St Michael Wood Street was at
the south-eastern corner of that and Gresham Street. First mentioned
in 1225 it was destroyed by the Great Fire. Not scheduled
to be rebuilt, pressure was applied and by 1673 a new church was
unveiled on the site. In 1854 the declining population in the City
led to a reorganisation of the number of churches, and St Michael's
was demolished in 1897, with many bodies being moved from the
churchyard to Brookwood Cemetery.
St Peter Cheap (or Westcheap) lay on the
corner of Wood Street and Cheapside ('cheap' was Saxon for market).
The church was built in 1196, and Queen Elizabeth I was presented
with a Bible when she passed by in 1559 during her royal progress
from the Tower to Whitehall - a propaganda statement promoting the
ideas of religious truth after Bloody Mary's reign. Destroyed in
the Great Fire in 1666, a large, old tree now fills what was probably
part of the churchyard.
St Mary Magdalen Milk Street used to lay
immediately to the east of St Peter's. It was a small parish church
which nevertheless saw a great many important City dignitaries pass
through its doors. Its date of founding is unknown, but it was the
centre of Royalist support before the Civil War, something which saw
its parish priest kicked out during the Commonwealth. St Mary's was
destroyed by the Great Fire and was one of the unlucky ones
not to be selected for rebuilding.
All Hallows Honey Lane was immediately east
of St Mary's and almost directly opposite St Mary le Bow on Cheapside,
on the north-west corner of Honey Lane Market (on the right here, and
abutting the now-truncated Lawrence Lane). A medieval church existed
here by 1279, although its parish was always small. During the
Reformation the parish bore Lutheran tendencies. The church was
completely destroyed by the Great Fire and was not selected to be rebuilt.

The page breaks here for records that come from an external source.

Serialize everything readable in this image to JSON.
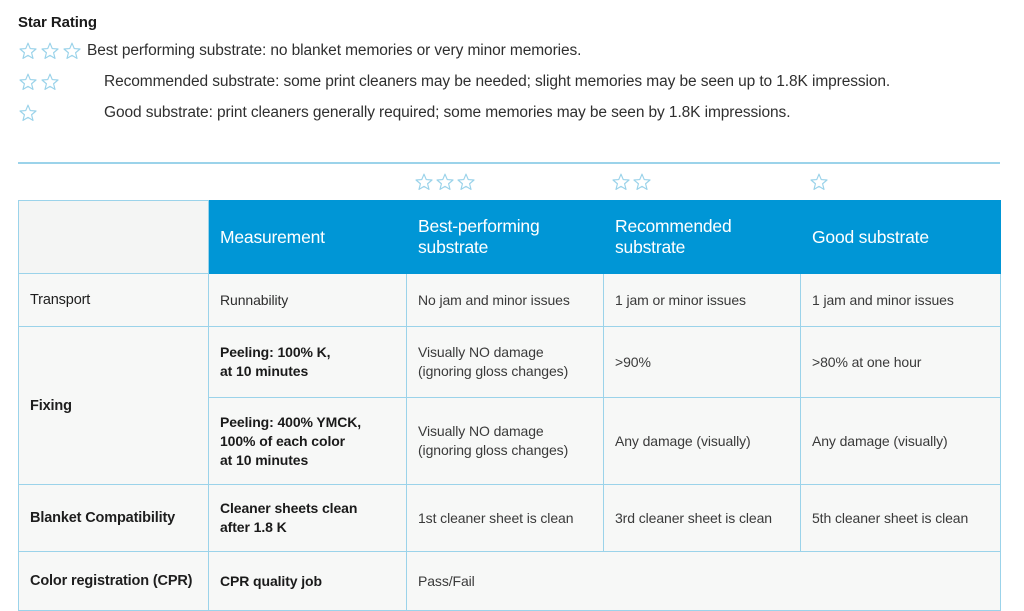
{
  "colors": {
    "header_blue": "#0096D6",
    "rule_blue": "#9BD3EA",
    "star_outline": "#9BD3EA",
    "cell_bg": "#F7F8F7",
    "text": "#2E2E2E"
  },
  "legend": {
    "title": "Star Rating",
    "items": [
      {
        "stars": 3,
        "text": "Best performing substrate: no blanket memories or very minor memories."
      },
      {
        "stars": 2,
        "text": "Recommended substrate: some print cleaners may be needed; slight memories may be seen up to 1.8K impression."
      },
      {
        "stars": 1,
        "text": "Good substrate: print cleaners generally required; some memories may be seen by 1.8K impressions."
      }
    ]
  },
  "table": {
    "star_strip": [
      {
        "column": "best-performing",
        "stars": 3
      },
      {
        "column": "recommended",
        "stars": 2
      },
      {
        "column": "good",
        "stars": 1
      }
    ],
    "headers": {
      "blank": "",
      "measurement": "Measurement",
      "best_performing": "Best-performing substrate",
      "recommended": "Recommended substrate",
      "good": "Good substrate"
    },
    "rows": [
      {
        "label": "Transport",
        "label_bold": false,
        "measurement": "Runnability",
        "measurement_bold": false,
        "best": "No jam and minor issues",
        "recommended": "1 jam or minor issues",
        "good": "1 jam and minor issues"
      },
      {
        "label": "Fixing",
        "label_bold": true,
        "measurement": "Peeling: 100% K,\nat 10 minutes",
        "measurement_bold": true,
        "best": "Visually NO damage\n(ignoring gloss changes)",
        "recommended": ">90%",
        "good": ">80% at one hour"
      },
      {
        "label": "",
        "label_bold": true,
        "measurement": "Peeling: 400% YMCK,\n100% of each color\nat 10 minutes",
        "measurement_bold": true,
        "best": "Visually NO damage\n(ignoring gloss changes)",
        "recommended": "Any damage (visually)",
        "good": "Any damage (visually)"
      },
      {
        "label": "Blanket Compatibility",
        "label_bold": true,
        "measurement": "Cleaner sheets clean\nafter 1.8 K",
        "measurement_bold": true,
        "best": "1st cleaner sheet is clean",
        "recommended": "3rd cleaner sheet is clean",
        "good": "5th cleaner sheet is clean"
      },
      {
        "label": "Color registration (CPR)",
        "label_bold": true,
        "measurement": "CPR quality job",
        "measurement_bold": true,
        "merged_value": "Pass/Fail"
      }
    ]
  }
}
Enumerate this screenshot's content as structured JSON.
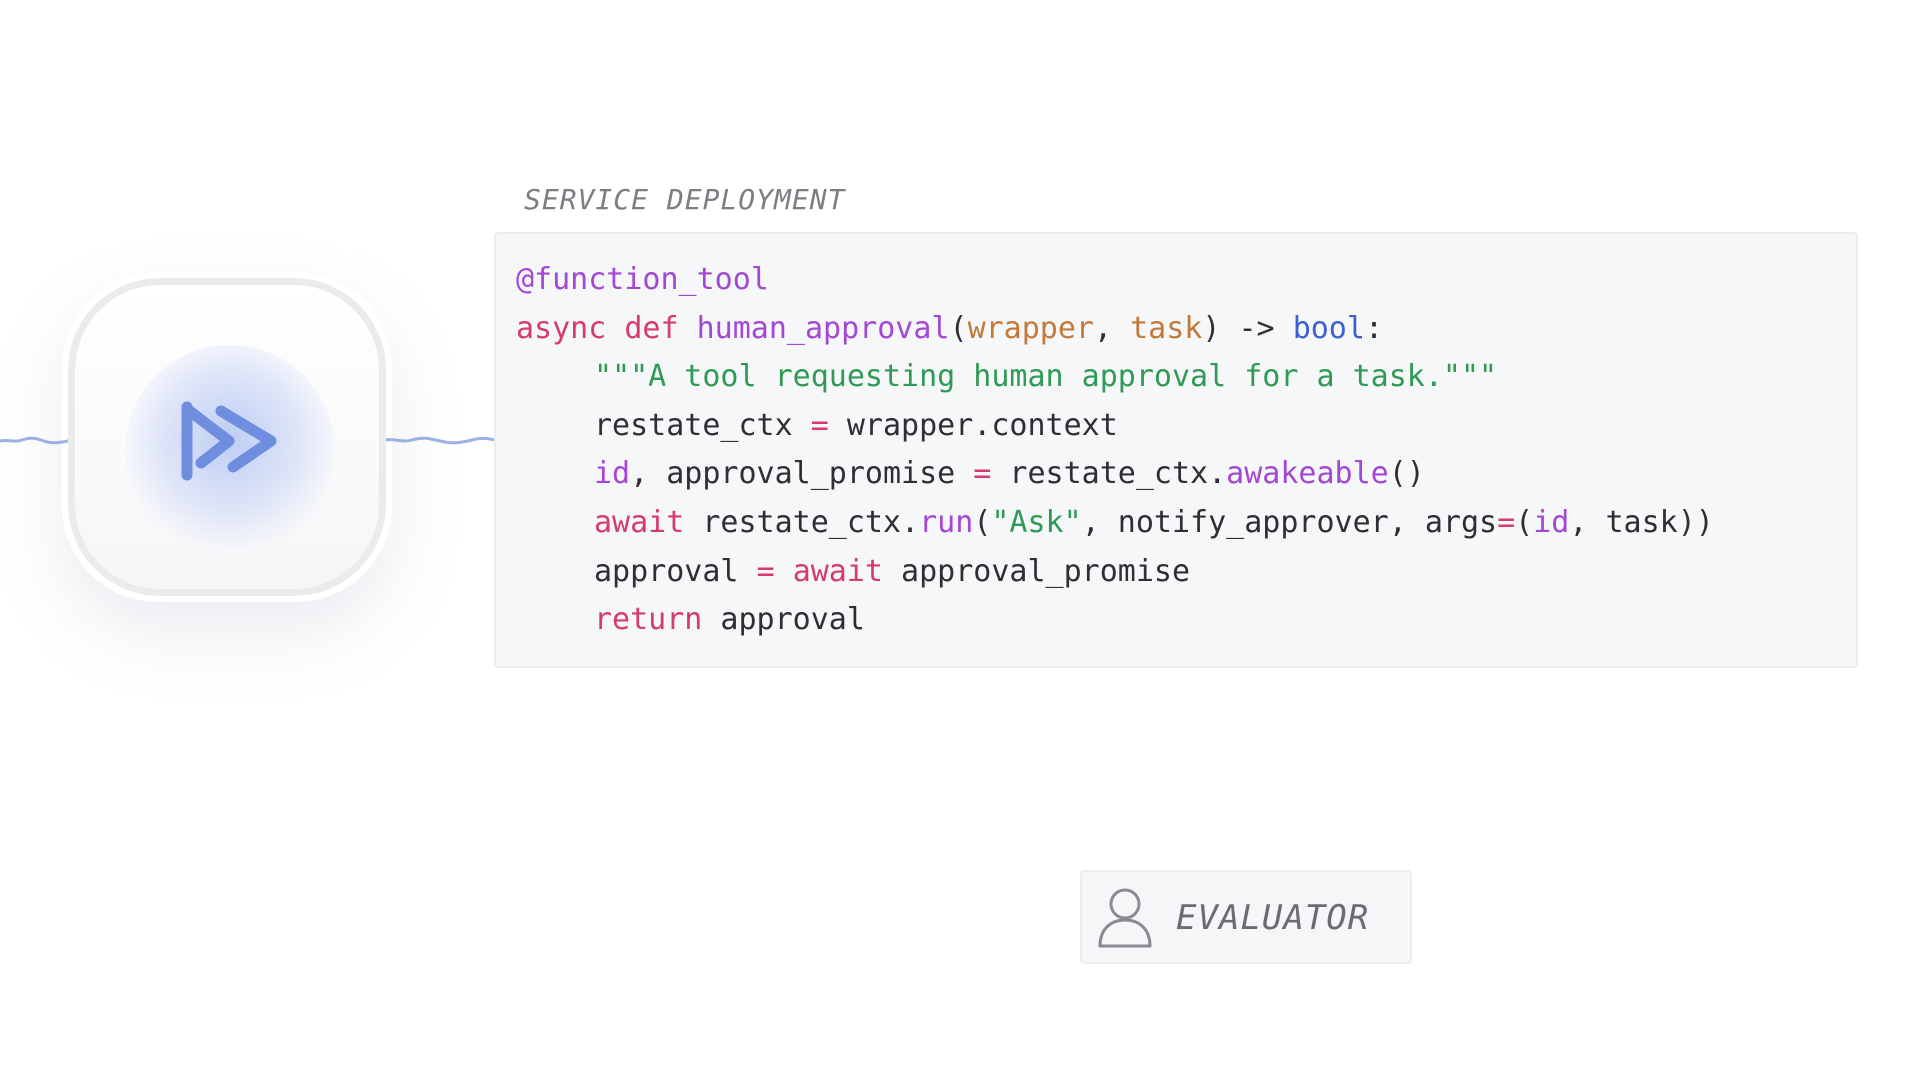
{
  "logo": {
    "icon": "double-forward-arrow-icon",
    "accent_color": "#6f8ee0"
  },
  "service_section": {
    "label": "SERVICE DEPLOYMENT"
  },
  "code": {
    "language": "python",
    "lines": [
      [
        {
          "t": "@function_tool",
          "k": "decorator"
        }
      ],
      [
        {
          "t": "async",
          "k": "keyword"
        },
        {
          "t": " ",
          "k": "plain"
        },
        {
          "t": "def",
          "k": "keyword"
        },
        {
          "t": " ",
          "k": "plain"
        },
        {
          "t": "human_approval",
          "k": "funcname"
        },
        {
          "t": "(",
          "k": "plain"
        },
        {
          "t": "wrapper",
          "k": "param"
        },
        {
          "t": ", ",
          "k": "plain"
        },
        {
          "t": "task",
          "k": "param"
        },
        {
          "t": ") -> ",
          "k": "plain"
        },
        {
          "t": "bool",
          "k": "type"
        },
        {
          "t": ":",
          "k": "plain"
        }
      ],
      [
        {
          "t": "\"\"\"A tool requesting human approval for a task.\"\"\"",
          "k": "string",
          "indent": true
        }
      ],
      [
        {
          "t": "restate_ctx ",
          "k": "plain",
          "indent": true
        },
        {
          "t": "=",
          "k": "op"
        },
        {
          "t": " wrapper.context",
          "k": "plain"
        }
      ],
      [
        {
          "t": "id",
          "k": "var",
          "indent": true
        },
        {
          "t": ", approval_promise ",
          "k": "plain"
        },
        {
          "t": "=",
          "k": "op"
        },
        {
          "t": " restate_ctx.",
          "k": "plain"
        },
        {
          "t": "awakeable",
          "k": "method"
        },
        {
          "t": "()",
          "k": "plain"
        }
      ],
      [
        {
          "t": "await",
          "k": "keyword",
          "indent": true
        },
        {
          "t": " restate_ctx.",
          "k": "plain"
        },
        {
          "t": "run",
          "k": "method"
        },
        {
          "t": "(",
          "k": "plain"
        },
        {
          "t": "\"Ask\"",
          "k": "string"
        },
        {
          "t": ", notify_approver, args",
          "k": "plain"
        },
        {
          "t": "=",
          "k": "op"
        },
        {
          "t": "(",
          "k": "plain"
        },
        {
          "t": "id",
          "k": "var"
        },
        {
          "t": ", task))",
          "k": "plain"
        }
      ],
      [
        {
          "t": "approval ",
          "k": "plain",
          "indent": true
        },
        {
          "t": "=",
          "k": "op"
        },
        {
          "t": " ",
          "k": "plain"
        },
        {
          "t": "await",
          "k": "keyword"
        },
        {
          "t": " approval_promise",
          "k": "plain"
        }
      ],
      [
        {
          "t": "return",
          "k": "keyword",
          "indent": true
        },
        {
          "t": " approval",
          "k": "plain"
        }
      ]
    ]
  },
  "evaluator": {
    "label": "EVALUATOR",
    "icon": "user-icon"
  }
}
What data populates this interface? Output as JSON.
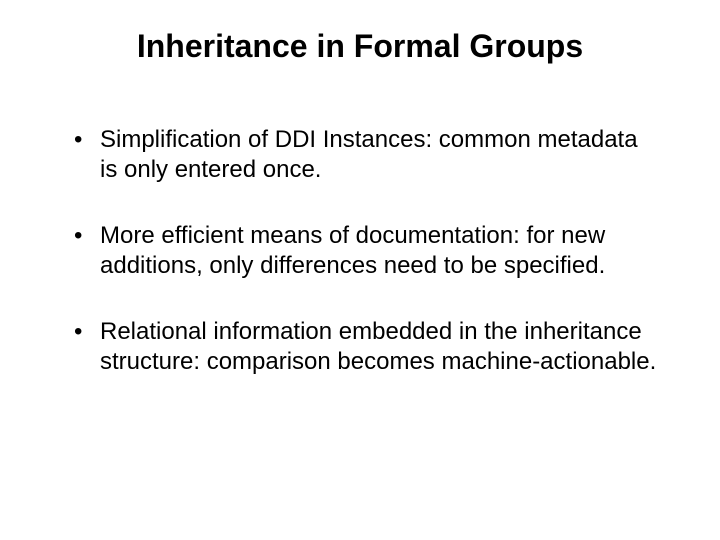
{
  "slide": {
    "title": "Inheritance in Formal Groups",
    "bullets": [
      "Simplification of DDI Instances: common metadata is only entered once.",
      "More efficient means of documentation: for new additions, only differences need to be specified.",
      "Relational information embedded in the inheritance structure: comparison becomes machine-actionable."
    ]
  }
}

St Mary Cole Church lay on the corner of
Poultry and the southern end of Old Jewry. Named after its first
benefactor, the prosperous parish was the birthplace of Thomas
Beckett, a true London cockney, and supported a grammar school. The
church was destroyed in the Great Fire of 1666 and was not amongst
those selected to be rebuilt, although its grammar school was rebuilt
and survived until 1787. The last traces of the church's ruins
disappeared in 1839.
St Martin Pomary was on the upper east
side of Ironmonger Lane (on the immediate left of this shot, looking
south towards Poultry). The dedication derives from a Latin
reference to it being 'an open space near a boundary wall'.
Confidently Protestant in 1547, when it removed its cross, by 1627
much of its north wall had to be rebuilt. Unfortunately, it was
among the eighty-six churches destroyed by the Great Fire in 1666,
and was not selected to be rebuilt.